Go Back...Give Back

I'm standing at an online kiosk at Purdue University's Black Cultural Center, having just finished up lunch with the BCC's director, Renee Thomas. I had committed resources from my family back to Purdue and was meeting with her to see what she needed from me in terms of time, energy, money and/or effort. Her response: all of them (that's why she's got that job!).

We talked about how things used to be. We talked about how things are and we talked about her vision for students at Purdue and the impact of the BCC on their lives and futures. What, I think, makes Renee the powerhouse that she is, is that her vision, embraces everyone rather than focusing narrowly. She knows that we're interconnected and that the lives of the Black students she serves will impact the lives of the citizenry of the world. Great work, given that she heads one of the premier Black Cultural Centers on any college campus anywhere.

She reminded me of why I came to Purdue: to get a universal education.

I shared with her about a trip I took to Namibia, one of the countries under the apartheid regime. I'd traveled there shortly after liberation and found myself very surprised by the reception I'd gotten. Everyone who'd been to college anywhere in the world knew of Purdue University (sometimes called the "Harvard in the cornfields" -- sigh). Every university I visited offered me a faculty position.

I didn't know what I had.

In the book, The One Minute Millionaire (yeah, another of the "you, too, can be a millionaire series of books that proliferated the market a few years ago that only made millionaires of the authors), suggested that we "tithe where we're spiritually fed." I've found myself thinking about that one line in that book over and over in the past several years. I'm not a church-goer, so I had to challenge myself to find places that had fed me so I could "pony-up." I gave to the churches of my friends, I'm made anonymous donations to temples and other religious organizations. I gave money to charitable groups.

And then I remembered: Purdue, with all of the good (a world class education) and the not-so-good (an attempted cross burning my freshman year) was the place where I'd really been fed. I found my husband there. My best friend, Carol, I met at Purdue (she was holding a sledgehammer and tearing into some old sidewalk on a weekend student event). My mother and I were students there and graduated a semester apart. I'd learned to become so bold that I'd start my own company (OK, bold and crazy!) and travel the world.

It's not a lot by Warren Buffet's standards that I give. The point is that I do. What surprised me was the warmth of Purdue's embrace back to me. But that's not why I gave.
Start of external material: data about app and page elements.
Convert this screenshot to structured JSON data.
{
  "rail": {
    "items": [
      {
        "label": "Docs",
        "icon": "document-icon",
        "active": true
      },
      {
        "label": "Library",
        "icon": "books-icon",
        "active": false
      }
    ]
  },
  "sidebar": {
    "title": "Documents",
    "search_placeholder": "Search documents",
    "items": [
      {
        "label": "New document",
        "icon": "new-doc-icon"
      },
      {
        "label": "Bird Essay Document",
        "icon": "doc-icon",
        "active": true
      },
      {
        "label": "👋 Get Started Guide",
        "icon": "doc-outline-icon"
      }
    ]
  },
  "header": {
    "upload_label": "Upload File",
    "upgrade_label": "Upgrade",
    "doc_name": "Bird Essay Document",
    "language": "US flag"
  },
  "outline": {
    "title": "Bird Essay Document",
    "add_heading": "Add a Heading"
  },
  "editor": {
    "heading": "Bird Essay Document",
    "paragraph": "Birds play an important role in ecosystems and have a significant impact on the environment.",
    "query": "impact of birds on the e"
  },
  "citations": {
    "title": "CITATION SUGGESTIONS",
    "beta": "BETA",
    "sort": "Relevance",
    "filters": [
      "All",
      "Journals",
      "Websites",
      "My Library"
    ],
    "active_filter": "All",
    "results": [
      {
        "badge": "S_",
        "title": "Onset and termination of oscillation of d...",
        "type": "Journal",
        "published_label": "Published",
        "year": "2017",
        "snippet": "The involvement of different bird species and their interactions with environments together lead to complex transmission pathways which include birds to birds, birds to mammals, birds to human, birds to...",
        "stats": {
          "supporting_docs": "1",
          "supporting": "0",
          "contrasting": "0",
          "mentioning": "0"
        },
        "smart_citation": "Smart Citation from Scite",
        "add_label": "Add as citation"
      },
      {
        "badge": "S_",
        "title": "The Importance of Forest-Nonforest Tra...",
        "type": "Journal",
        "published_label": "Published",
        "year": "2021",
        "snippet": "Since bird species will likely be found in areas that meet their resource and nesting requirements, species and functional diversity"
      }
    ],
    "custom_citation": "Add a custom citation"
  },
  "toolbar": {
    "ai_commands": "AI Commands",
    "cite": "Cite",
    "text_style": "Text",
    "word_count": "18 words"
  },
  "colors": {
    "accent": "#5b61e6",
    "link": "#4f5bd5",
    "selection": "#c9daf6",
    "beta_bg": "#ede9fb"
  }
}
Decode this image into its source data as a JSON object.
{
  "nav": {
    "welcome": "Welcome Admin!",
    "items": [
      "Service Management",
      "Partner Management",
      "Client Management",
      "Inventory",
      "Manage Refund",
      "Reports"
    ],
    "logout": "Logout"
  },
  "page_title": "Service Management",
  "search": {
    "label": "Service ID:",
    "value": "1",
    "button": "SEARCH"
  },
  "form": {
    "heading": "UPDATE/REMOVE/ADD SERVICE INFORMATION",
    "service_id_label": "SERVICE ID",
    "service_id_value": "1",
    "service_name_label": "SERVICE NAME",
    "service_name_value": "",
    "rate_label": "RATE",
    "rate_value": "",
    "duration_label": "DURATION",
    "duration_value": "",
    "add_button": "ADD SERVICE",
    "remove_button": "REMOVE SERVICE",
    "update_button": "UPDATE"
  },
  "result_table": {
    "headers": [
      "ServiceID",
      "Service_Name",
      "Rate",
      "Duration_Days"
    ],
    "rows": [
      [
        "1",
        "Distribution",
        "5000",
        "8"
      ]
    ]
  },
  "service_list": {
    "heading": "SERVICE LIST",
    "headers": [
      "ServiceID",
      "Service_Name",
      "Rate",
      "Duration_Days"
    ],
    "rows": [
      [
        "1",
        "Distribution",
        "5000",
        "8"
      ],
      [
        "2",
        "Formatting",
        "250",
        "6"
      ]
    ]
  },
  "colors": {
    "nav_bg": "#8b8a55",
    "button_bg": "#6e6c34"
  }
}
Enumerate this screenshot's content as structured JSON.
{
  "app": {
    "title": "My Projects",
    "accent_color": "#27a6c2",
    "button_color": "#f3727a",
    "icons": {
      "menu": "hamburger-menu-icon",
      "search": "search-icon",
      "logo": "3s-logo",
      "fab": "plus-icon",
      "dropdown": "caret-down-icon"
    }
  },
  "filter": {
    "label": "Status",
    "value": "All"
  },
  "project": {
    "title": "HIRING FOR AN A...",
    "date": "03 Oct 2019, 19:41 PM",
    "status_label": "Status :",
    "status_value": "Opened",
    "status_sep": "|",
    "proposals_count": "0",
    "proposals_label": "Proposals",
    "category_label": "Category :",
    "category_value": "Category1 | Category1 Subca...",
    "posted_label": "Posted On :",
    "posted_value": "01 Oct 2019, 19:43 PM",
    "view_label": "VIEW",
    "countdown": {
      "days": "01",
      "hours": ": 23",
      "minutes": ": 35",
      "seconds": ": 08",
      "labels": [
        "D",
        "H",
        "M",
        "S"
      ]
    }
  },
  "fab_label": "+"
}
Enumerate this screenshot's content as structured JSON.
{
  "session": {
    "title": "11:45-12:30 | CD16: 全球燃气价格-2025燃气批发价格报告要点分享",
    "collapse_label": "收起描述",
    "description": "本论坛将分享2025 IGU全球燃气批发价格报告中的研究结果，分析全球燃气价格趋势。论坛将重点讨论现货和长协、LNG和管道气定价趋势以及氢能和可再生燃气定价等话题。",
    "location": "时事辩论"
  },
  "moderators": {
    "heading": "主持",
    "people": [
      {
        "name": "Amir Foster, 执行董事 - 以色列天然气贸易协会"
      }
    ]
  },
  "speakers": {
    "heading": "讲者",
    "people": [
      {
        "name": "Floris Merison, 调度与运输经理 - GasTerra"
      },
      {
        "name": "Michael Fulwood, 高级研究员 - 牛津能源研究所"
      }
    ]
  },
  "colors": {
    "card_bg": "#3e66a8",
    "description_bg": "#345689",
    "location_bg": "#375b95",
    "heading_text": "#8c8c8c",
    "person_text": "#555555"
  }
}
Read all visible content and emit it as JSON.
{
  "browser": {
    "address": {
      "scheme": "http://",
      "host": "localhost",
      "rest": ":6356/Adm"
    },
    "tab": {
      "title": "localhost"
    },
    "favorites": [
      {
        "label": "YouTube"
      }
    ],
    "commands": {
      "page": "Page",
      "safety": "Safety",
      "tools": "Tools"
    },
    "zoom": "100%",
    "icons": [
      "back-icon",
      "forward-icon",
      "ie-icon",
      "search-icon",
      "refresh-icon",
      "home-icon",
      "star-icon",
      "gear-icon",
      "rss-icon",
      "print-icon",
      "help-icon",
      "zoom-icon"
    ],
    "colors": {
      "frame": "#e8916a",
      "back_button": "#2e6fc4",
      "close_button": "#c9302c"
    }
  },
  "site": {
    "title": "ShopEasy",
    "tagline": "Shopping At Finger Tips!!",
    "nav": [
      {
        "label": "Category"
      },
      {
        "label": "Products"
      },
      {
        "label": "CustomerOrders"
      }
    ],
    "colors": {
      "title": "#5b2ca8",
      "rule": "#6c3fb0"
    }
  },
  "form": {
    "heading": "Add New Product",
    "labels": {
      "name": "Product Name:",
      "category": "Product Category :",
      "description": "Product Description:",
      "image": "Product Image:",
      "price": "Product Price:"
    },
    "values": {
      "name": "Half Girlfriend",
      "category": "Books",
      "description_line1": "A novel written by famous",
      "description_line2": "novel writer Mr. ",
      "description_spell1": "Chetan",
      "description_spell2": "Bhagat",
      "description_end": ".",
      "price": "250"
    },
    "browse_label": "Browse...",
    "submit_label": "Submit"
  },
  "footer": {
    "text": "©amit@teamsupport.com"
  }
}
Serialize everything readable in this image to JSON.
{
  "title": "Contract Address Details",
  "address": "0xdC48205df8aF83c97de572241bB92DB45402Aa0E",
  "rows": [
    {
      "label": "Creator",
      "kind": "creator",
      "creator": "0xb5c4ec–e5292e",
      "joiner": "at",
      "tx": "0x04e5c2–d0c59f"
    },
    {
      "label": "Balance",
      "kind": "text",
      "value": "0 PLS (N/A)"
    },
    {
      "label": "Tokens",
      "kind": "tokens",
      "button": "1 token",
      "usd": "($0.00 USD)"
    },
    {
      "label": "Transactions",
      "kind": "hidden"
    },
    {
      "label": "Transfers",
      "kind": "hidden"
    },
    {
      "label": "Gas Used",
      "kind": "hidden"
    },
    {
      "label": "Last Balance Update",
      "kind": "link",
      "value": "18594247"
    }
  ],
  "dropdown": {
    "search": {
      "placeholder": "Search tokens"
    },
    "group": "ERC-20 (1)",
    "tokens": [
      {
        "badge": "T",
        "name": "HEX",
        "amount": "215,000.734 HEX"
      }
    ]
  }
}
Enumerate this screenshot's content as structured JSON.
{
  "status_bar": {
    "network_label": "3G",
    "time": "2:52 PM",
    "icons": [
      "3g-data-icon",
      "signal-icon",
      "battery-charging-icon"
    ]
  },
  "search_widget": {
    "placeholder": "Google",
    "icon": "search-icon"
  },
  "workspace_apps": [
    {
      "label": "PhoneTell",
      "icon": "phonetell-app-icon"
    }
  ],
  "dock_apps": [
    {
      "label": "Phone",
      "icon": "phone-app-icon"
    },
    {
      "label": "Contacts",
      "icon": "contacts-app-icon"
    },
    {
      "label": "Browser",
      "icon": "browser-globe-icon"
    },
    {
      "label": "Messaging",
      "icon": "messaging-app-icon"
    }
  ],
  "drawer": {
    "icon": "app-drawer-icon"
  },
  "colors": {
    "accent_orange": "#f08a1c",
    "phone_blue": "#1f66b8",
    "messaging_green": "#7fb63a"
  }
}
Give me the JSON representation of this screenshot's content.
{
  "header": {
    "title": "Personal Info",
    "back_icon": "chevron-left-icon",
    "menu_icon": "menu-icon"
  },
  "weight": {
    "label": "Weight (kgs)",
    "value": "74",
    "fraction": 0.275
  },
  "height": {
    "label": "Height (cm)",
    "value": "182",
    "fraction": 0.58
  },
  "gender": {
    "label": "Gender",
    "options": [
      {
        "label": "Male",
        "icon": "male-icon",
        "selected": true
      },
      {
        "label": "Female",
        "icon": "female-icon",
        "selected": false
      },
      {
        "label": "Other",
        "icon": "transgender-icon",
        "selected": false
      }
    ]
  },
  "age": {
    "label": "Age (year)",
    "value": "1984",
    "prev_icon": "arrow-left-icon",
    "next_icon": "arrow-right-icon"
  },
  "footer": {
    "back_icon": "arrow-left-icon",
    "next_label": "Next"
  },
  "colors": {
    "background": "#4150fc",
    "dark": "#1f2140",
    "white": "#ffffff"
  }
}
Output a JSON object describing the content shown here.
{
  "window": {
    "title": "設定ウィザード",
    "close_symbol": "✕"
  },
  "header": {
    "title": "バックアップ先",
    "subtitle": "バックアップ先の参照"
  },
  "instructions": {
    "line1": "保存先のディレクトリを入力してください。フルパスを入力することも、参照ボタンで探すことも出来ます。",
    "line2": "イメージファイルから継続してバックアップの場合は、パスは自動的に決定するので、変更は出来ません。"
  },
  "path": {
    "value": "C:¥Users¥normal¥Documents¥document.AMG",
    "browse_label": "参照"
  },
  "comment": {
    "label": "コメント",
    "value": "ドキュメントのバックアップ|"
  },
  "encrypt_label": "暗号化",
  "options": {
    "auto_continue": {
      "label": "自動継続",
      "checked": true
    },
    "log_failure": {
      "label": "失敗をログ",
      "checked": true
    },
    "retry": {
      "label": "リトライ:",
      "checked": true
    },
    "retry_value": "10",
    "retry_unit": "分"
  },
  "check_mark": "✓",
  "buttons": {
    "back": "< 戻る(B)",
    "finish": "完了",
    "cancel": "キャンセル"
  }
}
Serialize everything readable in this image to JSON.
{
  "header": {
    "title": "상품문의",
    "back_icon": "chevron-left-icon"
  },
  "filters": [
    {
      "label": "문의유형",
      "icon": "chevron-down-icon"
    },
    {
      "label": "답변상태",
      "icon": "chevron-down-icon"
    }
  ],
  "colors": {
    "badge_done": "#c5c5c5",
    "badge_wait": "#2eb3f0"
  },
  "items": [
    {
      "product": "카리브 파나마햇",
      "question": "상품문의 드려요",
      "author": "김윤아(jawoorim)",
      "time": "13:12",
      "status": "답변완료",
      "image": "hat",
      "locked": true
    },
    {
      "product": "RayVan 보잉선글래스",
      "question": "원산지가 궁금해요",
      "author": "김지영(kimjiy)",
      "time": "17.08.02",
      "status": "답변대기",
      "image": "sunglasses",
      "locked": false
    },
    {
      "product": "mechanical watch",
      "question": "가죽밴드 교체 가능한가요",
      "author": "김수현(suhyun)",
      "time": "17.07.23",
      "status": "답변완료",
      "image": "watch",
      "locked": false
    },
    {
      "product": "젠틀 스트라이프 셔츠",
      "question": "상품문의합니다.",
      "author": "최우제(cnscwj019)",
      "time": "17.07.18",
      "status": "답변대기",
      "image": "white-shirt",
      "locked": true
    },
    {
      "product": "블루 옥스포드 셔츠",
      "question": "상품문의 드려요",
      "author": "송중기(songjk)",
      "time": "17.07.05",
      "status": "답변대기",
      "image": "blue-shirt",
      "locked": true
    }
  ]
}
I gave back for that one person who would find their life's mate or study late into the night with a family member or travel and be proud of who they've become.

See what you can do... and then do it!